In case there was any doubt, the last 24 hours have sealed it: Donald Trump's family will play a big role in his presidency, if they have anything to say about it.
That's problematic for a host of reasons. But the Trumps appear primed to press the envelope of what's legal and ethical in the new administration.
Trump's daughter Ivanka and her husband, Jared Kushner, appeared in photos of the president-elect's meeting with Japanese Prime Minister Shinzo Abe on Thursday. And the New York Times is reporting that Kushner may test the legal bounds of what he's allowed and attempt to join the Trump administration.
The revelations follow a series of controversies involving Trump's family over the past week. First, Trump's lawyer said that the president-elect's fortune would be put in the hands of his three oldest children -- Donald Jr., Ivanka and Eric Trump. The following day, all three were named to Trump's transition team, helping him pick who will run his administration. Then it was reported that the high-level security clearances were being sought for those three children and Trump's son-in-law -- something the Trump campaign eventually denied.
The first move was already questionable, since it's customary for wealthy politicians like Trump to set up true blind trusts in which they have no real control over their fortunes and don't know how the decisions they make might enrich themselves.
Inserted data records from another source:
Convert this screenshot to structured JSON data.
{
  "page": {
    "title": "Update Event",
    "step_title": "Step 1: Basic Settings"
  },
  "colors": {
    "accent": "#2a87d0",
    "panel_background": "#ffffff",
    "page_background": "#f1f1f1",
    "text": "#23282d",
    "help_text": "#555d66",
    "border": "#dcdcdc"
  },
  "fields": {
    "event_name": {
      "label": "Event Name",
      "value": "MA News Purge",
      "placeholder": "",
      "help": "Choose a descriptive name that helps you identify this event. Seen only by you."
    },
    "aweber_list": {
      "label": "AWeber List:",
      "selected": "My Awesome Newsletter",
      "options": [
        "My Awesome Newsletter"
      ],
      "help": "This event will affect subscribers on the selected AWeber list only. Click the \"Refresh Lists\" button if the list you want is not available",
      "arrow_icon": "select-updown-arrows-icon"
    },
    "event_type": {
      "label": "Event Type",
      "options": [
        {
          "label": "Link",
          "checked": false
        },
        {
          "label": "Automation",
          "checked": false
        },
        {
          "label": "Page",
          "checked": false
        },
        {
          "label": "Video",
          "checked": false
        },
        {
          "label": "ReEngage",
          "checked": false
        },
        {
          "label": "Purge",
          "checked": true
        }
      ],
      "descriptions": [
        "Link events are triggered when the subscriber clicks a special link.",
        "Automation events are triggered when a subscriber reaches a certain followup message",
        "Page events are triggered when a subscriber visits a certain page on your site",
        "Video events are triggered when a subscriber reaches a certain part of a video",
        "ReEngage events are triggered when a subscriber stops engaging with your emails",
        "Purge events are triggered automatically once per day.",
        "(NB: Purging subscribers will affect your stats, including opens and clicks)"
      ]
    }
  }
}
And just about everything since then suggests there will be no real firewall between Trump's presidency and his kids; if anything, they might be more involved than we previously thought and certainly more involved than just about any previous presidential children.
Even if Kushner is the only one to technically join the administration -- and it remains an open question of whether he can -- the presence of Trump's children on his transition team and at a high-profile meeting with top world leaders shows just how Trump plans to involve his family in his presidency.
But why is all of this a big deal in the first place? Why wouldn't family members of politicians be allowed to serve in their administrations or take meetings with world leaders?
It traces back to the Kennedys. After President John F. Kennedy appointed his 35-year-old brother, Robert, as attorney general -- a basically unprecedented move at the time, involving an office for which few thought the younger Kennedy was qualified -- Congress in 1967 passed an anti-nepotism law. It reads:
A public official may not appoint, employ, promote, advance, or advocate for appointment, employment, promotion, or advancement, in or to a civilian position in the agency in which he is serving or over which he exercises jurisdiction or control any individual who is a relative of the public official.
But it's not completely clear whether this law applies specifically to White House staff. In other words, Kushner certainly couldn't be a Cabinet secretary, but the Trump team seems to think he could be an adviser. And the possible precedent for that traces back to another famous political family: the Clintons.
When President Bill Clinton appointed his wife, Hillary, to head up his health-care efforts, the couple was sued. It wasn't that the filers wanted to nail the Clintons for nepotism, but given that she could not be an official government employee under the law, they argued that the meeting of her health-care task force should be open to the public.
The appeals court decision that resulted might have given Kushner and Trump hope to get around the law in 2016, though some experts are dubious. Here's the passage from D.C. Circuit Court Judge Laurence Silberman, which was joined in by Judge Stephen Williams:
...We doubt that Congress intended to include the White House or the Executive Office of the President. ... So, for example, a President would be barred from appointing his brother as Attorney General, but perhaps not as a White House special assistant. ... The anti-nepotism statute, moreover, may well bar appointment only to paid positions in government. ... Thus, even if it would prevent the President from putting his spouse on the federal payroll, it does not preclude his spouse from aiding the President in the performance of his duties.
In keeping with this ruling, the New York Times reports that a lawyer whom Kushner has consulted with suggested he forgo a paycheck and put his own holdings into a blind trust.
Granting for the moment that Trump can shoehorn his son-in-law into the White House, though, there remains the question of his proximity to Trump's finances. Trump is already taking heat for not using a true blind trust; the Wall Street Journal editorial board said Friday that he should liquidate his assets and put the cash proceeds in a true blind trust, if only in the name of putting the controversy to rest. As a White House staffer, Kushner would be deeply involved in the decisions that would affect the finances of the Trump Organization that his wife is running.
One could argue that the Trump kids serving on the transition team doesn't give them direct control over the levers of government that could affect their fortune. But Kushner would have access to those levers and have potential knowledge of Trump's fortune that Trump himself is not supposed to have. And Ivanka Trump sitting in on meetings with high-profile world leaders only compounds the possible conflicts of interest.
So, yes, having Trump's children so close to his presidency is already ethically and legally questionable. And tasking them with controlling his fortune while he's in office and potentially giving one of their spouses an official role in his presidency makes all of this very dicey.
But Trump seems to be ignoring the doubters and pressing forward. We'll see how far he can take it.